After intermission and the traditional raffle prize announcements, the APSC played the 47-minute Tchaikovsky Symphony with affection and sporadic brilliance. The five-movement work from 1875 possesses much of the thematic development and powerful dramatic effects heard in the composer's more popular last three symphonies. Throughout the Symphony, the horns had a workout, especially in the mournful Andante Elegioco, and the playing of bassoonist Miranda Kincaid, oboist Chris Krive and flutists Debra Scheuerman and Emily Reynolds was outstanding. The APSC had developed a first-cabin wind section, deep-toned and precise.

Throughout the Symphony, the low strings tended to overpower the violin sound, especially in sonorous passages, but even in Tchaikovsky's extended use of pizzicato. This probably was a result of the auditorium's acoustics rather than an underpowered violin section, but the effect of robust cellos and the three bass viols was pungent. Mr. Gamboa led an exuberant Allegro con fuoco finale, underlining each fugal entry, and letting the brass sections generate a prodigious sound. Trombonists Jeff Barnard and Bill Welsh and trumpeters Karl Johnston and David Lindgren were everywhere sonorous and secure, as was solo timpanist Joseph Lang.

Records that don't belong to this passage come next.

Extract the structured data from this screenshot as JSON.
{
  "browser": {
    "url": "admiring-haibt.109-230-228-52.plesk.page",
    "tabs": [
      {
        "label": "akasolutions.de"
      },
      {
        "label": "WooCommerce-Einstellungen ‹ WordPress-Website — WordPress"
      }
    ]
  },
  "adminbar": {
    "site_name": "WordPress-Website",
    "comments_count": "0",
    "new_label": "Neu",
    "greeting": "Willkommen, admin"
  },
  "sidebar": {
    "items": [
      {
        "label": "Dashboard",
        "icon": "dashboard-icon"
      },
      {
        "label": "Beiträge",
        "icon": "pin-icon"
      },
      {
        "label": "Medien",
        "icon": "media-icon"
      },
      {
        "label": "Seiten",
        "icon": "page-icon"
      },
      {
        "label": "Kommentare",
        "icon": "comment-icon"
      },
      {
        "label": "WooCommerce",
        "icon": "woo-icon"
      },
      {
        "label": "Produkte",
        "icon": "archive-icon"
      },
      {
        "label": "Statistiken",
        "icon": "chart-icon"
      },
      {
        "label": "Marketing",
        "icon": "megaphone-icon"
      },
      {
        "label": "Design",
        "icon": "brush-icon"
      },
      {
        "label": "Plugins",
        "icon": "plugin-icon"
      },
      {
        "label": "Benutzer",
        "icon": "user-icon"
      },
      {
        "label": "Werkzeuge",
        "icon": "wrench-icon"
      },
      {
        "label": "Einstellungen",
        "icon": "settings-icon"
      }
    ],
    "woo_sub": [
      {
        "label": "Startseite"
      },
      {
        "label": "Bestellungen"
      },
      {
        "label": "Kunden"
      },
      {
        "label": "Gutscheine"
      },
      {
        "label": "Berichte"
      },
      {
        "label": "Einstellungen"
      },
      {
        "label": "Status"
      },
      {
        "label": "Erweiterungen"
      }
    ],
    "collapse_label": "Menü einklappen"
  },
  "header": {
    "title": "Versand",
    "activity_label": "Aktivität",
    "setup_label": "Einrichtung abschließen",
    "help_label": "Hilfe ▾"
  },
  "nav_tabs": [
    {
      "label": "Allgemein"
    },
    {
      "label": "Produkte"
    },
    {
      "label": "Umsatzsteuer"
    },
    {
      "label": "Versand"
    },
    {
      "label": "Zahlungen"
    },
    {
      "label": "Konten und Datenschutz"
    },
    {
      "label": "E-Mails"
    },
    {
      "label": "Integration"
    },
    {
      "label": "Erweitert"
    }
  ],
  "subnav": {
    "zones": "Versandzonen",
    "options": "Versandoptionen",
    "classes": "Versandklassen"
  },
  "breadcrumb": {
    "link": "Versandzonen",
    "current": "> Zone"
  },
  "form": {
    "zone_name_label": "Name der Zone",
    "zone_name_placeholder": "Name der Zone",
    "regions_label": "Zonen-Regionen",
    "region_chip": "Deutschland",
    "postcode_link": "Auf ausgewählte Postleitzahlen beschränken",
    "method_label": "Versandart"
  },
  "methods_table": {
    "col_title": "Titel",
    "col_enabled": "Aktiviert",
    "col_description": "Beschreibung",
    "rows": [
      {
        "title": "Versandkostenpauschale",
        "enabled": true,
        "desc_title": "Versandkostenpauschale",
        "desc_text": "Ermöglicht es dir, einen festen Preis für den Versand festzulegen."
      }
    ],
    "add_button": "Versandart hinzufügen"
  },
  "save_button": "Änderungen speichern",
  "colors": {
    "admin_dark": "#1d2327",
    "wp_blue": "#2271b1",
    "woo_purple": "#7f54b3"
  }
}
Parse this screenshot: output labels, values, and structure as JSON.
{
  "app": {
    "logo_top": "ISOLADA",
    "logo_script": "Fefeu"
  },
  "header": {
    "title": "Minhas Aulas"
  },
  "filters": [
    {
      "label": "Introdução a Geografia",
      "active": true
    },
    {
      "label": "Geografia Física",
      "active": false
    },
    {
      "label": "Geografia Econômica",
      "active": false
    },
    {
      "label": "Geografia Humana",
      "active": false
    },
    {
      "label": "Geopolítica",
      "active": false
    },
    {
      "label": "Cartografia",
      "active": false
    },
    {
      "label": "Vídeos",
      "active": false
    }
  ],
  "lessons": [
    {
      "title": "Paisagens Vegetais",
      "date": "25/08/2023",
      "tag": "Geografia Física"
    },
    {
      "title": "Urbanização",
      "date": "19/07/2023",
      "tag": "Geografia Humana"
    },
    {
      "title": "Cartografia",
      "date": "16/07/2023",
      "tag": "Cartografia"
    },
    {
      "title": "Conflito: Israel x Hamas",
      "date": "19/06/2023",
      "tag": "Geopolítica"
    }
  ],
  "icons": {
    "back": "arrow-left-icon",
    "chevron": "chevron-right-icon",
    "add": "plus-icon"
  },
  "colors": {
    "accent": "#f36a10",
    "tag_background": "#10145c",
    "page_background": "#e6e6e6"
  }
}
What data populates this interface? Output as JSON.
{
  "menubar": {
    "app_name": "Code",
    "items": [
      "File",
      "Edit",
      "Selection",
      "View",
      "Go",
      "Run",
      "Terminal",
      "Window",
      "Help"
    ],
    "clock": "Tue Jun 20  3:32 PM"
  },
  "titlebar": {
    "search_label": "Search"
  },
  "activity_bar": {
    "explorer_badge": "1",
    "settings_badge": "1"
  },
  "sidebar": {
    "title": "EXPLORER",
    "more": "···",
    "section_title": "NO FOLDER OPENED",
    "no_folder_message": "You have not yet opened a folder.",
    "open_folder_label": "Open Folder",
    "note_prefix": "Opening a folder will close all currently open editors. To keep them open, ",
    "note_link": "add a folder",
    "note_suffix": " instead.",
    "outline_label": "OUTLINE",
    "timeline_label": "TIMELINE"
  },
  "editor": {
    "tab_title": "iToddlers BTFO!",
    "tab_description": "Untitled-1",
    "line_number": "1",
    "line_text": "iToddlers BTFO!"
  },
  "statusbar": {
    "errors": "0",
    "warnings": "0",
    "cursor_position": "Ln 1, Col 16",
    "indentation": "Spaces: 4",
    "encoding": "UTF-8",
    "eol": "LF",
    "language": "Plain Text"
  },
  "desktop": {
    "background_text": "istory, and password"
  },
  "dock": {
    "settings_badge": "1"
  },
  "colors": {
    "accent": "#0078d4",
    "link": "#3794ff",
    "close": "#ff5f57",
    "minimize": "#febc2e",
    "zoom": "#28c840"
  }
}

The APSC has developed a substantial command of weighty works under Mr. Gamboa's flexible baton, a likely indication that Tchaikovsky's great final symphonies will be on future programs, along with those of his peers.